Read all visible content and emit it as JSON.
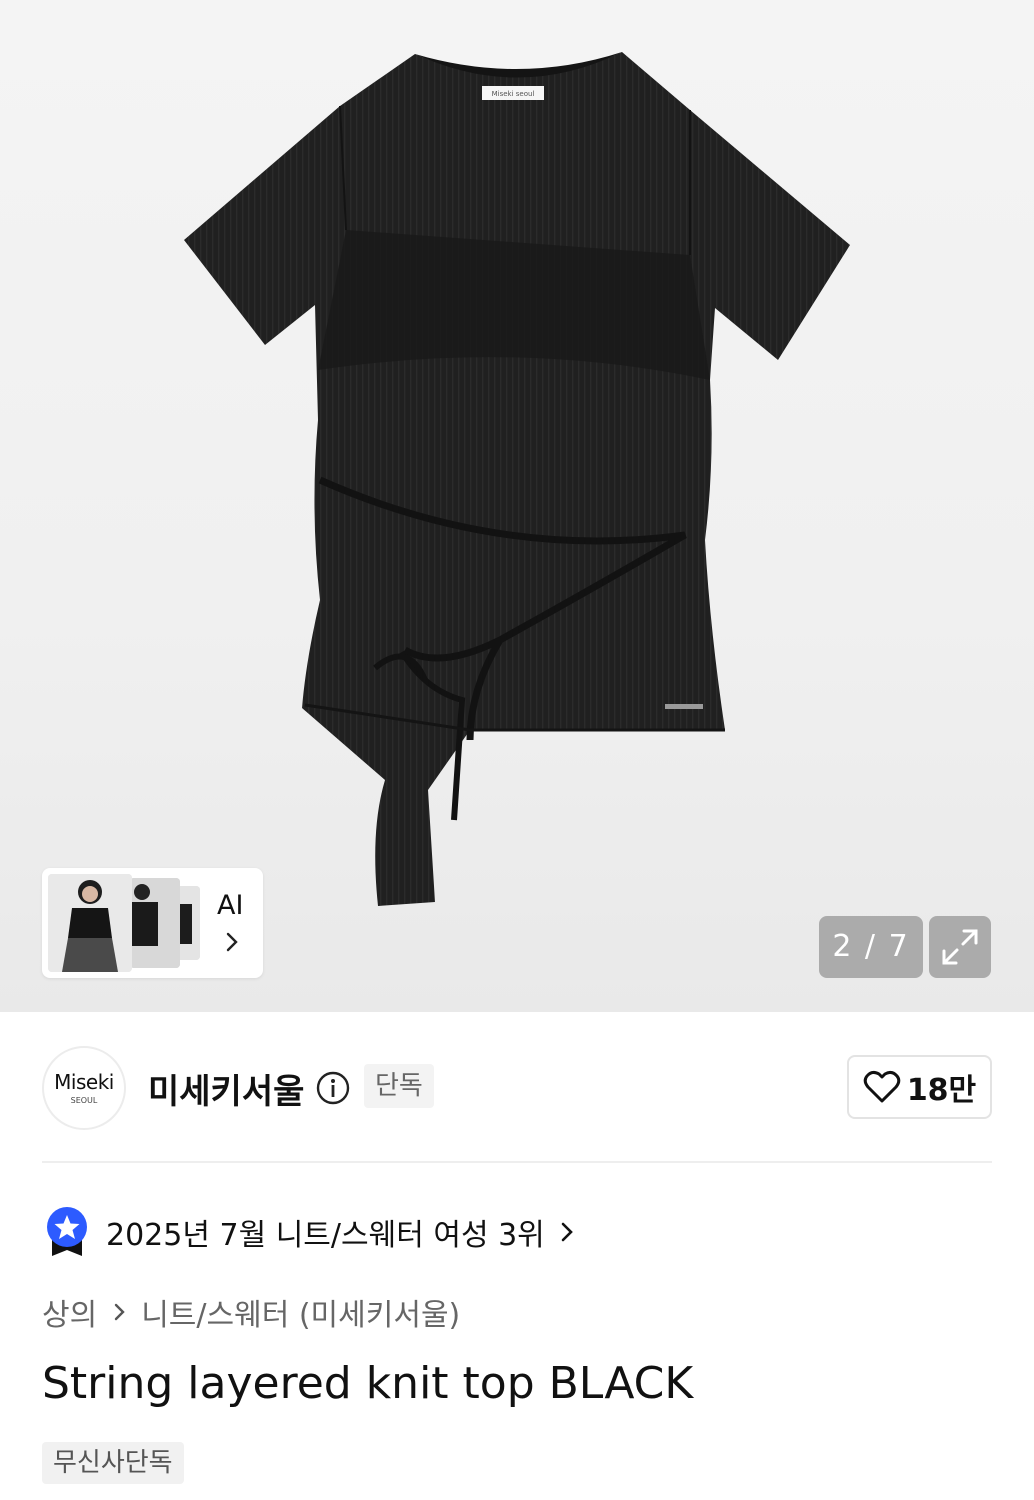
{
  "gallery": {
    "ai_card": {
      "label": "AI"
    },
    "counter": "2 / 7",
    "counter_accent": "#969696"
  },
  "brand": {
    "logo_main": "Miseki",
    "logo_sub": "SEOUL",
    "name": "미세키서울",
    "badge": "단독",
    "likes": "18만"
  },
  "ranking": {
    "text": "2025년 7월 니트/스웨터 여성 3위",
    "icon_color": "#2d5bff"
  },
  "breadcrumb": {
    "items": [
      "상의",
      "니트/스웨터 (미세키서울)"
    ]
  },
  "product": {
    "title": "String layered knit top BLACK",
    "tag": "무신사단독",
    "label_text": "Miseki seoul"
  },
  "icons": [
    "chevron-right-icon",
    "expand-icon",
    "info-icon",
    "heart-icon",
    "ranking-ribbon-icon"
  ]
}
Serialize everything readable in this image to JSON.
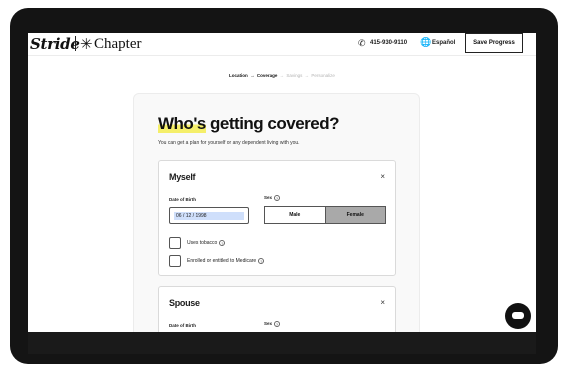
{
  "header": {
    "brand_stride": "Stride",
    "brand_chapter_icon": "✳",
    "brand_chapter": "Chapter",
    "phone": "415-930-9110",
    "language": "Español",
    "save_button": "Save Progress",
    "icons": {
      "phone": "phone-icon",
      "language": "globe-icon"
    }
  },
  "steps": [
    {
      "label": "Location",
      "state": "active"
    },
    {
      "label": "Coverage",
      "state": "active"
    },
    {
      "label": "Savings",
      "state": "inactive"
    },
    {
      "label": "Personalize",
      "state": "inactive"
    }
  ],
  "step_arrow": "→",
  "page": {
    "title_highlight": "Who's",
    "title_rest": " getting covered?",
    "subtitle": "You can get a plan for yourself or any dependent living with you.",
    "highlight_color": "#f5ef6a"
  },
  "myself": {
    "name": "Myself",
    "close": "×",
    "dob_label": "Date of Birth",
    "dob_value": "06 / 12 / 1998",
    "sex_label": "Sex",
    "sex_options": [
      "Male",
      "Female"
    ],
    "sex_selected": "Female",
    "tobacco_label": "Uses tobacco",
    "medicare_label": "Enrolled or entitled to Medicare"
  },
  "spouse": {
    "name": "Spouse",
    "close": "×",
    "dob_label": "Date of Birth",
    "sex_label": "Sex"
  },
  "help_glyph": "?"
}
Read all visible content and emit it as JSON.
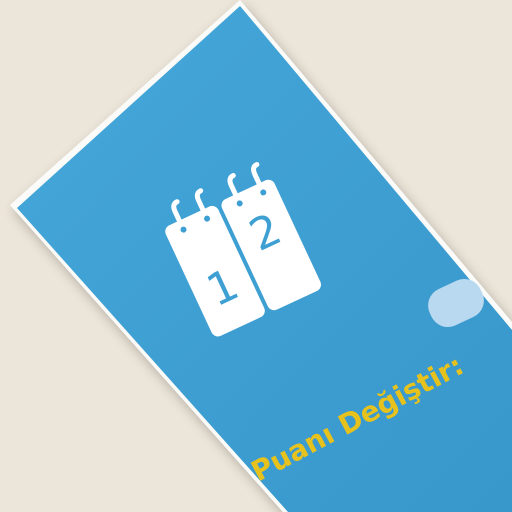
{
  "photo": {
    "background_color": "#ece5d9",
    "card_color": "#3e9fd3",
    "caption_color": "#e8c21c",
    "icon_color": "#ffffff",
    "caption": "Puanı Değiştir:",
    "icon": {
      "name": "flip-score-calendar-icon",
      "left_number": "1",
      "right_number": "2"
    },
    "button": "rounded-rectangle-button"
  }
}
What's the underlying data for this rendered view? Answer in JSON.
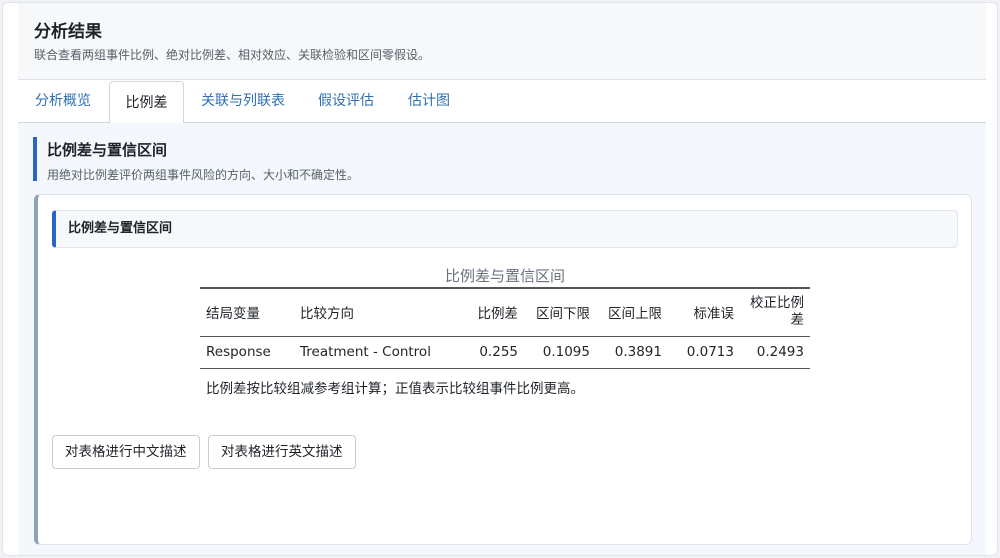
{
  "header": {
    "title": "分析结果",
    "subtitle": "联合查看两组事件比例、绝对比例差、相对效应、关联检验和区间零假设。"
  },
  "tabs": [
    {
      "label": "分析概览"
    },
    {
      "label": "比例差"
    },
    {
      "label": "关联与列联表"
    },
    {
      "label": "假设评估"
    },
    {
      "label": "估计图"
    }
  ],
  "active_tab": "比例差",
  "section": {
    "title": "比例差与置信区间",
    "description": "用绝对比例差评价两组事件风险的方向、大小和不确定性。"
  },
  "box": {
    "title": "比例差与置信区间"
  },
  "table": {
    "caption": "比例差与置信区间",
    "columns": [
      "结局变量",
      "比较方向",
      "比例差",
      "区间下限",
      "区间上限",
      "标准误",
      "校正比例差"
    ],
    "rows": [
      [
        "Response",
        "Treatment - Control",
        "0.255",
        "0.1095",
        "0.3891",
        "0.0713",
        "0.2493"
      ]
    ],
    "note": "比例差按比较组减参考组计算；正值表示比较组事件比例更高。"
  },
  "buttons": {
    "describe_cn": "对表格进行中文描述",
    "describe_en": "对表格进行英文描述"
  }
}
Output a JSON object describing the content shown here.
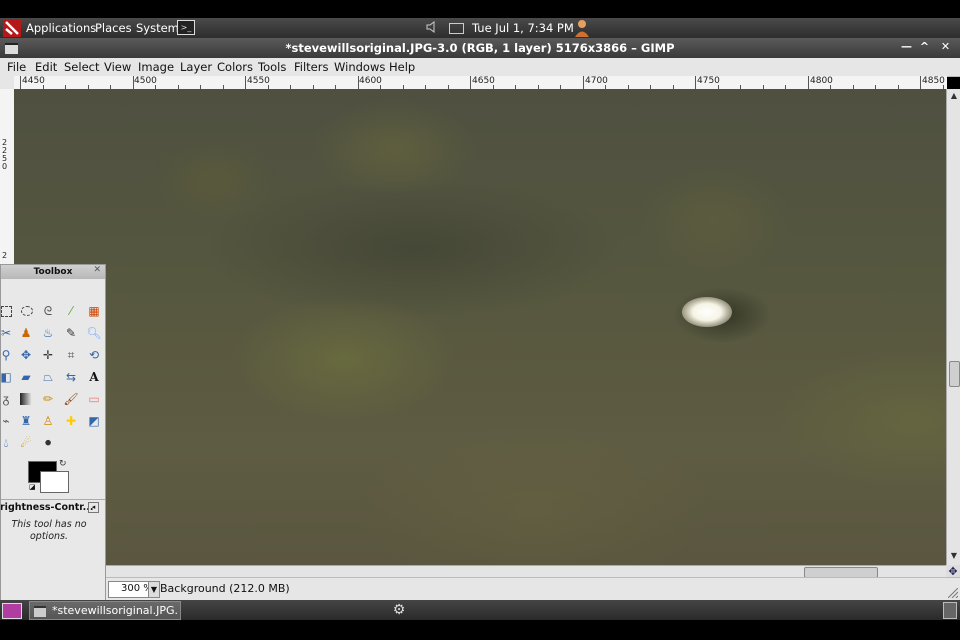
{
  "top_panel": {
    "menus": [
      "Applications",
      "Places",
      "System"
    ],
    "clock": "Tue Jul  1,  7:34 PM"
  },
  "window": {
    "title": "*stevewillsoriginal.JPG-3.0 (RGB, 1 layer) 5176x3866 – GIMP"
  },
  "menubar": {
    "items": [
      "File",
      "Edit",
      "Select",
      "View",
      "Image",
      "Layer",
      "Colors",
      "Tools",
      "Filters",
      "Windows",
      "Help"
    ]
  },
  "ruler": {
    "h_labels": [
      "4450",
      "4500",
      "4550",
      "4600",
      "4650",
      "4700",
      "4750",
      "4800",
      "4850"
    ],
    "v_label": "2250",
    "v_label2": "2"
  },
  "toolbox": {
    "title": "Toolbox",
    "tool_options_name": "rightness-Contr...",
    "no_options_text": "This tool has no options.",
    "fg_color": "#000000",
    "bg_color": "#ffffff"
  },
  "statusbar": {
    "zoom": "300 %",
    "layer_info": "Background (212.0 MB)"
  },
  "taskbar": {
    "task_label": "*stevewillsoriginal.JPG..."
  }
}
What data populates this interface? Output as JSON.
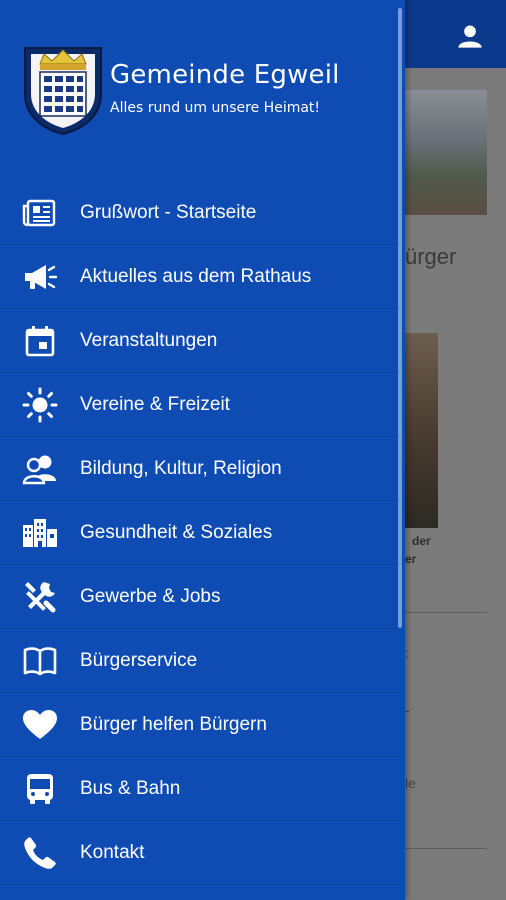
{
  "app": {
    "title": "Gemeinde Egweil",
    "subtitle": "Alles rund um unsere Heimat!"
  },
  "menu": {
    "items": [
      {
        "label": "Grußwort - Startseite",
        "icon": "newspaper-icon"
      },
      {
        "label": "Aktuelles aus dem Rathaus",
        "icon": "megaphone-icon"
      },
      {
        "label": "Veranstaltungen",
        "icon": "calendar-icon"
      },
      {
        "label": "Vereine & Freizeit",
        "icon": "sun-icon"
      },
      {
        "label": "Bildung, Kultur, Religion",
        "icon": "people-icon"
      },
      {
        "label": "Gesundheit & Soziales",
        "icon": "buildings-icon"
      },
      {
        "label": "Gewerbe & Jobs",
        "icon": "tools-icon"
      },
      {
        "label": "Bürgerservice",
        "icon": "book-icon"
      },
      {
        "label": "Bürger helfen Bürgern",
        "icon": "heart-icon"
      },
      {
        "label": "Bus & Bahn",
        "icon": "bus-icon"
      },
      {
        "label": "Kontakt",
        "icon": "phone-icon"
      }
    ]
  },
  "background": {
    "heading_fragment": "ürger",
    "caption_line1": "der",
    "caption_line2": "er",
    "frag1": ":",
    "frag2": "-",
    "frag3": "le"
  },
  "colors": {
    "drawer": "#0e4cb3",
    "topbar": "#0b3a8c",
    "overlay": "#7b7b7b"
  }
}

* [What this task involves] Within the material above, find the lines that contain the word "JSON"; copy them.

* [Solution to this task]
Read all visible content and emit it as JSON.
Serialize everything readable in this image to JSON.
Read all visible content and emit it as JSON.
What's the underlying data for this rendered view? Answer in JSON.
Output a JSON object describing the content shown here.
What data populates this interface? Output as JSON.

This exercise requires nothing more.